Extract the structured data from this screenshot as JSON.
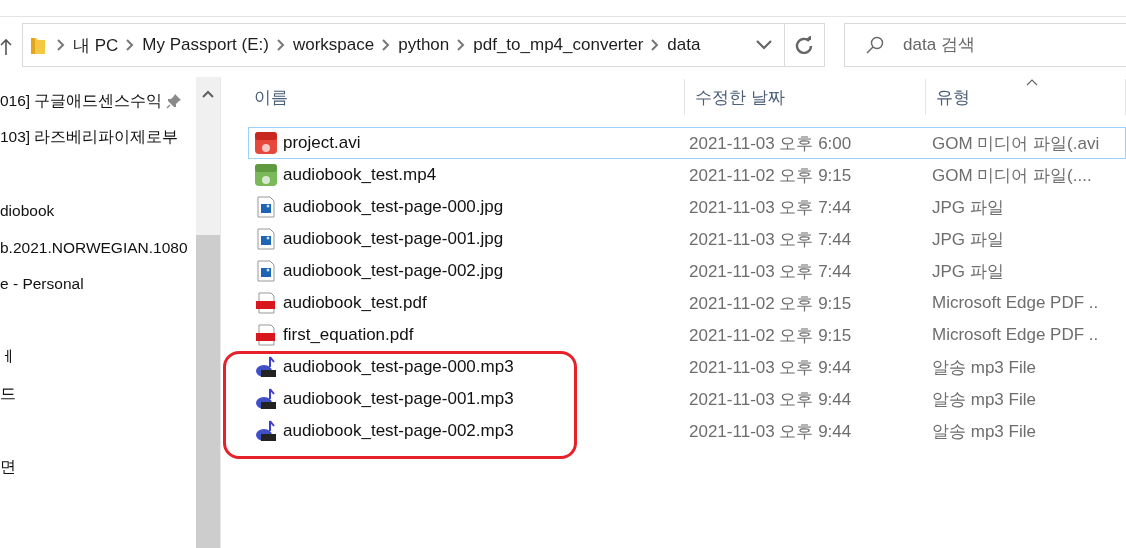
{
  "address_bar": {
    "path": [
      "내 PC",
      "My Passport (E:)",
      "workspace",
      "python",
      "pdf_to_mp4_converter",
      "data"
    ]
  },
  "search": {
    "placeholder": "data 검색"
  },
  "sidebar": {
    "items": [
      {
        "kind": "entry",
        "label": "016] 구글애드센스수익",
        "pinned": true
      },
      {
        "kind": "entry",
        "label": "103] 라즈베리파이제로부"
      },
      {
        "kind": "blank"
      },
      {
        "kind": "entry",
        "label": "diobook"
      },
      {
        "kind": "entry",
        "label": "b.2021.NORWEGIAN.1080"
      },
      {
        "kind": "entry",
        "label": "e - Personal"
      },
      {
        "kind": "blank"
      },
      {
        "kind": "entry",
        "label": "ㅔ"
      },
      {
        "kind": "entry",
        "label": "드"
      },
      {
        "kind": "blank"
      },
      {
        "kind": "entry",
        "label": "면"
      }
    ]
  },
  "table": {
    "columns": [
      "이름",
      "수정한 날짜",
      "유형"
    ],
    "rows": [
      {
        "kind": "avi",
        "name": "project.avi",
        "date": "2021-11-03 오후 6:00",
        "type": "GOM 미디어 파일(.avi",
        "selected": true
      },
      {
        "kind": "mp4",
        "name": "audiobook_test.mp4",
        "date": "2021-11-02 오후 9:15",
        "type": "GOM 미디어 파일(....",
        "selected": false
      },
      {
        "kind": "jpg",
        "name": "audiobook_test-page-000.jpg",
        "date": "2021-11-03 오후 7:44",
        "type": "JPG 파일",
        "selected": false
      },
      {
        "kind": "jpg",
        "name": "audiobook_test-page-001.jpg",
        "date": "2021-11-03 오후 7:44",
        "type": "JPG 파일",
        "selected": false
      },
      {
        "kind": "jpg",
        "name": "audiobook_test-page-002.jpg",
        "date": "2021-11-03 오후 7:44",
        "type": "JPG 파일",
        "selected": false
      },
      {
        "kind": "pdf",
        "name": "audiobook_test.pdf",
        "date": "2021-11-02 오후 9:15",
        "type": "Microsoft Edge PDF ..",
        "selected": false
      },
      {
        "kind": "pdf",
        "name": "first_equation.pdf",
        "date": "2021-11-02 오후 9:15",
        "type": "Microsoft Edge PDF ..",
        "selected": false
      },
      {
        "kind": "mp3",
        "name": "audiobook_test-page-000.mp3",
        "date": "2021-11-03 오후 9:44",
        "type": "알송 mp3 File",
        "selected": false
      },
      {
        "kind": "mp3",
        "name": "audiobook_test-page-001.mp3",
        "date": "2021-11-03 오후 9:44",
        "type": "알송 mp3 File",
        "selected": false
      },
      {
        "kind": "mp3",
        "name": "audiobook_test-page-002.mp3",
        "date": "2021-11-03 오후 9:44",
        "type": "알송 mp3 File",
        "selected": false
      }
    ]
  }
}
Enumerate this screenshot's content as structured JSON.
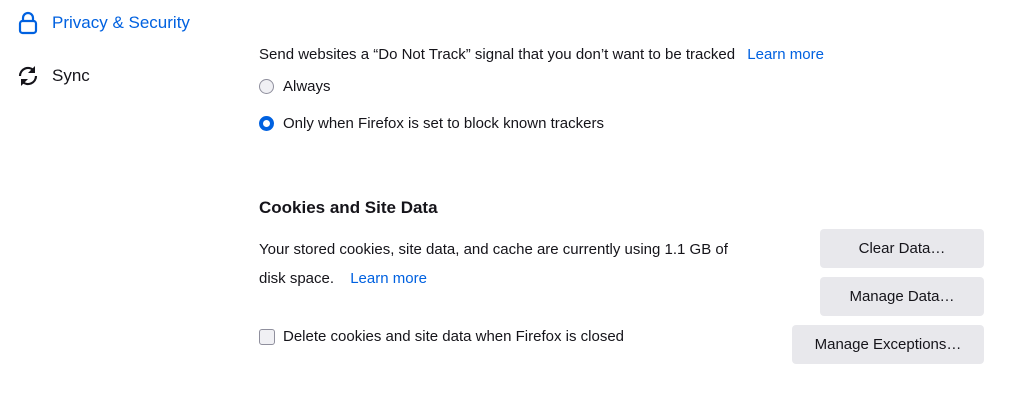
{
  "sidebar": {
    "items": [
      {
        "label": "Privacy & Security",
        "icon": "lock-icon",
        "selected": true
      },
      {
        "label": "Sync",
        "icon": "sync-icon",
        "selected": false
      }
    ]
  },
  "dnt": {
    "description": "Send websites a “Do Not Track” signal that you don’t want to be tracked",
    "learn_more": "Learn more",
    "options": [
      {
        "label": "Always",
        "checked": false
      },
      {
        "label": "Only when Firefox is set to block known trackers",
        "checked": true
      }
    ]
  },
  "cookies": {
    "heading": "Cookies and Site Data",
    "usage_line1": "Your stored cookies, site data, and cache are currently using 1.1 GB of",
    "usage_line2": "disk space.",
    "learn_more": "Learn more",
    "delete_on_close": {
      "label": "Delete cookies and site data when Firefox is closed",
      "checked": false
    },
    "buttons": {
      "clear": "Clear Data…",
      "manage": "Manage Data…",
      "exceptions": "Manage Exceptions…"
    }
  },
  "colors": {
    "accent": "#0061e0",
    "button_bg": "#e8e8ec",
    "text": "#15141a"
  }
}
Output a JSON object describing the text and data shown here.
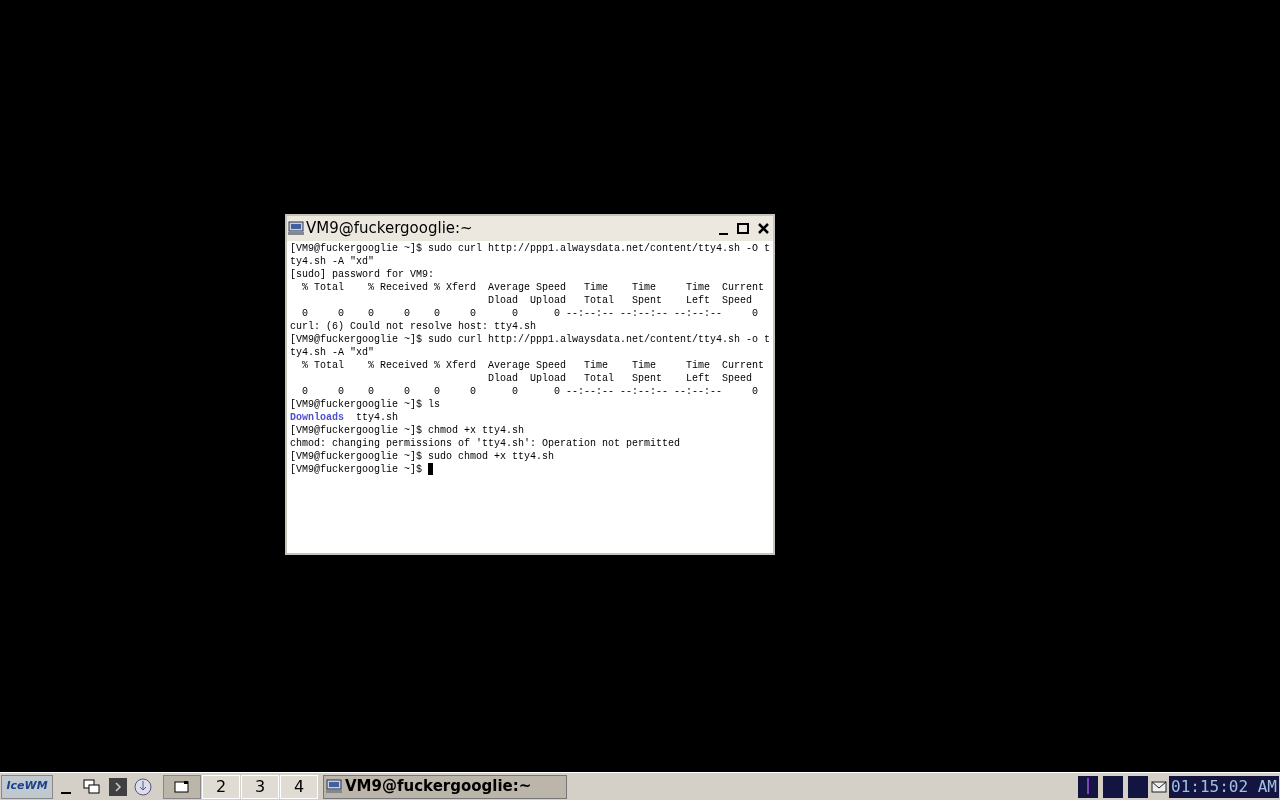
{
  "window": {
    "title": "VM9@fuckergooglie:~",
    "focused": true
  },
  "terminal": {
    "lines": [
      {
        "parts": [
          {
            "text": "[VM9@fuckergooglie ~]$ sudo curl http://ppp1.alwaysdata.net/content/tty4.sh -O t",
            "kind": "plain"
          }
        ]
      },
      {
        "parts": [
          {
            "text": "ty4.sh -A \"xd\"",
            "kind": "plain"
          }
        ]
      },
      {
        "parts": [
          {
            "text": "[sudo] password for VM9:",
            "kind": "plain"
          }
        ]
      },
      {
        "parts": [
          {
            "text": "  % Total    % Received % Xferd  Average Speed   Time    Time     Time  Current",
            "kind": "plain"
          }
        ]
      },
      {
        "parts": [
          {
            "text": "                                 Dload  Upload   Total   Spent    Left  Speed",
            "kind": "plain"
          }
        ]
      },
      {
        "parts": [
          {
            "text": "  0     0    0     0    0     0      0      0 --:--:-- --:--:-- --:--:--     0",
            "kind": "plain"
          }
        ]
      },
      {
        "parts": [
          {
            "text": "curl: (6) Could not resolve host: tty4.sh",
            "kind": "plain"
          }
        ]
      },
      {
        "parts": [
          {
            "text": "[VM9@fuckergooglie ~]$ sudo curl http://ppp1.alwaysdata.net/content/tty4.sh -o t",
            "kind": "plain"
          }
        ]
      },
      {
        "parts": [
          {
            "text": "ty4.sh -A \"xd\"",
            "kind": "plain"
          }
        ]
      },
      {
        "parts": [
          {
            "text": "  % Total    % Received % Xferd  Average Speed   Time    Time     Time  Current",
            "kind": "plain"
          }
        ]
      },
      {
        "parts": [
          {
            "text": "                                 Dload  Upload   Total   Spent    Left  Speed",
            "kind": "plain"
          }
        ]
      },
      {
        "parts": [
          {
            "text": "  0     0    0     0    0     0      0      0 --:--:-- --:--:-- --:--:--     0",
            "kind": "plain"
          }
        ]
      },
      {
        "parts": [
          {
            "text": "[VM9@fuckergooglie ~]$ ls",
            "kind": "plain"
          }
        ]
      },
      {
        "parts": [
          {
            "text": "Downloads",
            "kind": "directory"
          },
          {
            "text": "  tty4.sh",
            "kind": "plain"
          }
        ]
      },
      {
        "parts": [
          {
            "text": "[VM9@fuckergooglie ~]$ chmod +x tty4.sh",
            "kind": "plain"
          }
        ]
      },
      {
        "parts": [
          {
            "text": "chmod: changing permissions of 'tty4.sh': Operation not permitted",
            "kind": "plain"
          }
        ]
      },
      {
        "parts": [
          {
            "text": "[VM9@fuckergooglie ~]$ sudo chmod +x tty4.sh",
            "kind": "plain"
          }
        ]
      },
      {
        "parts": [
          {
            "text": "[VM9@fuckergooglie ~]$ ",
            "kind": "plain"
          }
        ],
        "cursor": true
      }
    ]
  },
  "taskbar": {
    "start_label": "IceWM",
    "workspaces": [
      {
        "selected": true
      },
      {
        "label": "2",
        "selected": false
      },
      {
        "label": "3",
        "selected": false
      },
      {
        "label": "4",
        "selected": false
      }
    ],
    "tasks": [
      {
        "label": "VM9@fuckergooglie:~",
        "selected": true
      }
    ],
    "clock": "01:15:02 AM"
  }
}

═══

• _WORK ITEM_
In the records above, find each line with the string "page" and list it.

• _ANSWER BELOW_
        "name": "audiobook_test-page-000.jpg",
        "name": "audiobook_test-page-001.jpg",
        "name": "audiobook_test-page-002.jpg",
        "name": "audiobook_test-page-000.mp3",
        "name": "audiobook_test-page-001.mp3",
        "name": "audiobook_test-page-002.mp3",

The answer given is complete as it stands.